I love baseball. That probably goes without saying, given that I devote far too much of my time to watching it, thinking about it, and writing dumb articles like this devoted to it. Baseball is both a wonderful game in a vacuum, and a wonderful delivery system for stories that give me hope and warm fuzzies in a world and a country that are so often disappointments.
Think about Alex Wimmers, who debuted last Friday after seven years in the minors. Or Rick Ankiel, who became a successful slugging outfielder after two of the most horrific performances in baseball history and a series of injuries left him unable to pitch. Think about Josh Hamilton and Matt Bush, who struggled with substance abuse problems, and have been on the verge of never playing again, but who have fought back (sometimes unsuccessfully) and reclaimed at least some of their promise.
That’s built into a game where you fail at least seven times out of ten at the plate and where you have 162 chances a year to redeem yourself. At the risk of sounding Pollyanna-ish, it’s heartwarming to see people come back from the brink. To watch them turn away from the abyss.
Yesterday, however, we saw the opposite of that. As you undoubtedly heard, if you have a television or a computer or a radio or a handy water cooler, Tim Tebow put on a showcase for 28 major league teams yesterday, some of whom may actually be thinking of signing the former Heisman Trophy winner and NFL quarterback.
Not that the results were good, mind you. Tebow had power and wheels, but also showed difficulty making contact during batting practice, and scouts reported that he took strange routs in center field and had lackluster arm strength. In short, he looked like what he is: a fantastic athlete, but one who is 29 years old and whose baseball skills are unbelievably raw.
Now, Tim Tebow probably knows this. If he doesn’t, he’s an idiot who doesn’t have nearly enough respect for the sport he wants to play. It takes a lifetime to get good at hitting a baseball, and not every exceptional athlete is cut out to roam around the outfield (Oh hai, Miguel Sano!). Tim Tebow, on the other hand, wanted a shortcut through that process. Trading on his name and his fame, Tebow leveraged his brand to get 28 teams to come to his workout, not to mention several high profile sports reporters with far better things to do. He got the press he wanted. And he signed a sparkling new endorsement contract with Adidas.
“Serious Baseball People might decry this as a publicity stunt, which it is, but who gives a shit? Tebow got to this level of fame because he’s a compelling human being whose athletic career has been bathed in weirdness wherever he’s gone; how joyless would you have to be to not be at least a little curious what comes next?
It’s a big sports media landscape — there’s plenty of room for Tebow and more serious stories — and baseball is in the dog days of a season that’s played out slowly over months and sometimes feels like it’s played out over centuries. I’m interested just in case Tebow makes good on the minuscule possibility that he can actually play baseball at a high level. And even if he doesn’t, it’s fun to talk about absurd things sometimes.
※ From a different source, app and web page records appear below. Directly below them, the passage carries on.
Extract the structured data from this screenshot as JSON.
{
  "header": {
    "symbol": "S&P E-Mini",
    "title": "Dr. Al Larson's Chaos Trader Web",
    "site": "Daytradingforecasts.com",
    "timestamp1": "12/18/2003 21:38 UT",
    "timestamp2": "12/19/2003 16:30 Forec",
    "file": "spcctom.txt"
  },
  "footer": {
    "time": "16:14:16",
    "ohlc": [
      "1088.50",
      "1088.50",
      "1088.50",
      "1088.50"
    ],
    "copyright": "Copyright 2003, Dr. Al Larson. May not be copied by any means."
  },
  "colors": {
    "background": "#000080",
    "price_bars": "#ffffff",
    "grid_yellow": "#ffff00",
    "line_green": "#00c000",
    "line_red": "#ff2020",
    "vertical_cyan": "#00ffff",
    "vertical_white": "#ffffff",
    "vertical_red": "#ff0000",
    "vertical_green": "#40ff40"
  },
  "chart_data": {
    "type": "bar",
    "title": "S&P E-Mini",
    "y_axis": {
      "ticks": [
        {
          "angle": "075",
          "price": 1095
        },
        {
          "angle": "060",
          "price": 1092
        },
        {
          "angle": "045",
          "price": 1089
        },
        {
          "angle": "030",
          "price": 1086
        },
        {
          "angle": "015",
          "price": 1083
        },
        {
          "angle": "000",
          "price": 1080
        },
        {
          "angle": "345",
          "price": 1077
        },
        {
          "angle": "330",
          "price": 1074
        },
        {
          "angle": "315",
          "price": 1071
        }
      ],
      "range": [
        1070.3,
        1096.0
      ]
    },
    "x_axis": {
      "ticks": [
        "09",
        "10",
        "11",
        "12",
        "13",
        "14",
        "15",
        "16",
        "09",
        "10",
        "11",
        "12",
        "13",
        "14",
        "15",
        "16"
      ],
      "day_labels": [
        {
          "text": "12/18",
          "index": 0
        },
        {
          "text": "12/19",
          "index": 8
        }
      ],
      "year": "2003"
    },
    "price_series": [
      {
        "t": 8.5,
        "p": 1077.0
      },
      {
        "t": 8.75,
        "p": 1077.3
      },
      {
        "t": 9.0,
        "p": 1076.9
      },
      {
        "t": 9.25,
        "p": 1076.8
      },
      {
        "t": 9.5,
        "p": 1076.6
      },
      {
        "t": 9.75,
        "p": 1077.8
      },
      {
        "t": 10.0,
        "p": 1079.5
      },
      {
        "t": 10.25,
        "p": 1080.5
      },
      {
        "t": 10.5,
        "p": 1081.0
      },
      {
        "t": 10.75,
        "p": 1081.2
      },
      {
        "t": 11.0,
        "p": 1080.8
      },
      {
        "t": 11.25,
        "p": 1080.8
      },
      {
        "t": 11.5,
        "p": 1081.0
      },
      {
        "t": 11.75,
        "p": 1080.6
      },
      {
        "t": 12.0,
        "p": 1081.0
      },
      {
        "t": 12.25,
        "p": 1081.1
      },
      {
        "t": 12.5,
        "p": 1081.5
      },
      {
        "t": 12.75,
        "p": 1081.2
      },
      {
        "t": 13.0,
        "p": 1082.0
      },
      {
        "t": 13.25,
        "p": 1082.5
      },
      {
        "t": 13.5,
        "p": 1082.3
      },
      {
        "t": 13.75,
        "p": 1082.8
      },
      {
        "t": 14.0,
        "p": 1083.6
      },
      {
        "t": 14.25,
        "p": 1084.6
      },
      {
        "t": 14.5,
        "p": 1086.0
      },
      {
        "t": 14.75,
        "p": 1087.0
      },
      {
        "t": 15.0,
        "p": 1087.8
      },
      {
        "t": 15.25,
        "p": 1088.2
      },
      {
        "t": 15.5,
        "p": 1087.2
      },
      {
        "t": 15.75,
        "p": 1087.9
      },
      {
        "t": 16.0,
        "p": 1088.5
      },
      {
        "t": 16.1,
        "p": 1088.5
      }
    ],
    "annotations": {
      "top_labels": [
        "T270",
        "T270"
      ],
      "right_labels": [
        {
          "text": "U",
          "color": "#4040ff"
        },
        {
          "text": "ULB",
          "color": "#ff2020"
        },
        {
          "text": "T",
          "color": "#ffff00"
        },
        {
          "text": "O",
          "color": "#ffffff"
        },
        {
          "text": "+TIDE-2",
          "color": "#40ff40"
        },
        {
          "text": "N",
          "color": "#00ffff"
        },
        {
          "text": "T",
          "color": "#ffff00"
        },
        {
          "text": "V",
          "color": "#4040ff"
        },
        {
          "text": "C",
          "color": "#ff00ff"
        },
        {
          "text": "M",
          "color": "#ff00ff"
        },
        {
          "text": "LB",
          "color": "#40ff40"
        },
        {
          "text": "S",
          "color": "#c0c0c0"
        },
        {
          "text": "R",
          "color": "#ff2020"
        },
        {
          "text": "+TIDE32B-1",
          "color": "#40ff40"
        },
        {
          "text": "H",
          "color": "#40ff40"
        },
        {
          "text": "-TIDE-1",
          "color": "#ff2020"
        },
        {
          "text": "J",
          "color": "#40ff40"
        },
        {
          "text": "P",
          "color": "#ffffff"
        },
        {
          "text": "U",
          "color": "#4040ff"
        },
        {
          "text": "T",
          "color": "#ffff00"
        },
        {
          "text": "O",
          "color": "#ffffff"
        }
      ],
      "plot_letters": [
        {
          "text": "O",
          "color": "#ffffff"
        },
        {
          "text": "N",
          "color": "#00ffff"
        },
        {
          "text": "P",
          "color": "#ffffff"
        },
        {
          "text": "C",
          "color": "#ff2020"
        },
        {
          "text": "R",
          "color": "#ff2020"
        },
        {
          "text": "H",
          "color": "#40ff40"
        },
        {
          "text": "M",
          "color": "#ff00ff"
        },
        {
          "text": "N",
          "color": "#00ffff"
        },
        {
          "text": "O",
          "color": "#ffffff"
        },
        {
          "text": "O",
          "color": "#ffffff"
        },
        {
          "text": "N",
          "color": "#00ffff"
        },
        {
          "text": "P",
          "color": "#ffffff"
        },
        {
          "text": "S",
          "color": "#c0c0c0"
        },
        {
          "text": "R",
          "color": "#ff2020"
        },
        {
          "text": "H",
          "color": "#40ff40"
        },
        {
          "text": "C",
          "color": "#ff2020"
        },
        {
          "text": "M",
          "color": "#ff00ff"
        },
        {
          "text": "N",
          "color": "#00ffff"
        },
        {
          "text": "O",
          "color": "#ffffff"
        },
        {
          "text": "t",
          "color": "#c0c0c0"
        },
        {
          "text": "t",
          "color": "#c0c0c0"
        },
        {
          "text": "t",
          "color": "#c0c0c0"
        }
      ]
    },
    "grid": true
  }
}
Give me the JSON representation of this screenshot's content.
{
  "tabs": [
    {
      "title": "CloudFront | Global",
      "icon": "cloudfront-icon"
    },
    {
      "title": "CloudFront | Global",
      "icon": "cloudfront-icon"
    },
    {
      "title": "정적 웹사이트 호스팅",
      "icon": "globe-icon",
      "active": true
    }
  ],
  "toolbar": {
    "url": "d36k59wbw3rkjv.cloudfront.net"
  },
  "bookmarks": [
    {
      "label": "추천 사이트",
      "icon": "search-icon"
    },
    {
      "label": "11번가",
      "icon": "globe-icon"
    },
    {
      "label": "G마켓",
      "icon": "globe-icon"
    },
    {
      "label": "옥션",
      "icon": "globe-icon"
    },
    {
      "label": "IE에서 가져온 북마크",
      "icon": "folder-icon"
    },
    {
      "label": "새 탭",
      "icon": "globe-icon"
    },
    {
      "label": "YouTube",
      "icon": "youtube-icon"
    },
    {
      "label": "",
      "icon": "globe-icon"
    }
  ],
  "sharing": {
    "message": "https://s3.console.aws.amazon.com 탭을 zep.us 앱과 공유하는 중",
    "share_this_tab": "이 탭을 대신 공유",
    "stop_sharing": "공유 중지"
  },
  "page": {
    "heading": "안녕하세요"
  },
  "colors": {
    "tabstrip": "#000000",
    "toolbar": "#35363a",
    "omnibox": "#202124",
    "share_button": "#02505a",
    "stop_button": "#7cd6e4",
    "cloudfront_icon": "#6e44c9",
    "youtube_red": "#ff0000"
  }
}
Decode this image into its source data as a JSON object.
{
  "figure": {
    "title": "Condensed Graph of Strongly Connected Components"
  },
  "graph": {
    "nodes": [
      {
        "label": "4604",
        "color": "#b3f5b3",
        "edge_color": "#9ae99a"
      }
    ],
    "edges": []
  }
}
I’m having fun with this, and you should, too.”
Now, I love Baumann; he’s one of my favorite writers and people (don’t you ever tell him that, damn you). But that’s bullshit.
Tebow’s story is cynical as Hell, as are the breathless clickbait articles you are reading around the Internet today (including this piece). Tebow has roped us all in to his idiot circus, where we now have to spend a few of the precious moments given to us on this beautiful earth by our Creator to ponder the possibility of this snake-oil salesman…this attention-starved Real Housewife of the NFL…this self-promoting trained seal who wants to show us he can do tricks on land too…playing alongside young men who have devoted their lives to this game. What a Goddamned waste of all of our time, our effort, and our rapidly diminishing stores of good will.
This is not a story about a guy who just wants to play ball. This is about someone who is rich and famous desperately trying to stay rich and famous. It’s about getting more endorsements, and more TV announcing gigs, and, hey, maybe a reality show where he bombs around minor league baseball for a while. Tim Tebow wants us to give him the attention and the roster spot and the salary that would normally go to a kid just trying to fulfill the dream he’s had since he was a kid.
Well to Hell with that, and to Hell with Tim Tebow. And to Hell with us, for giving him exactly what he wanted. Again.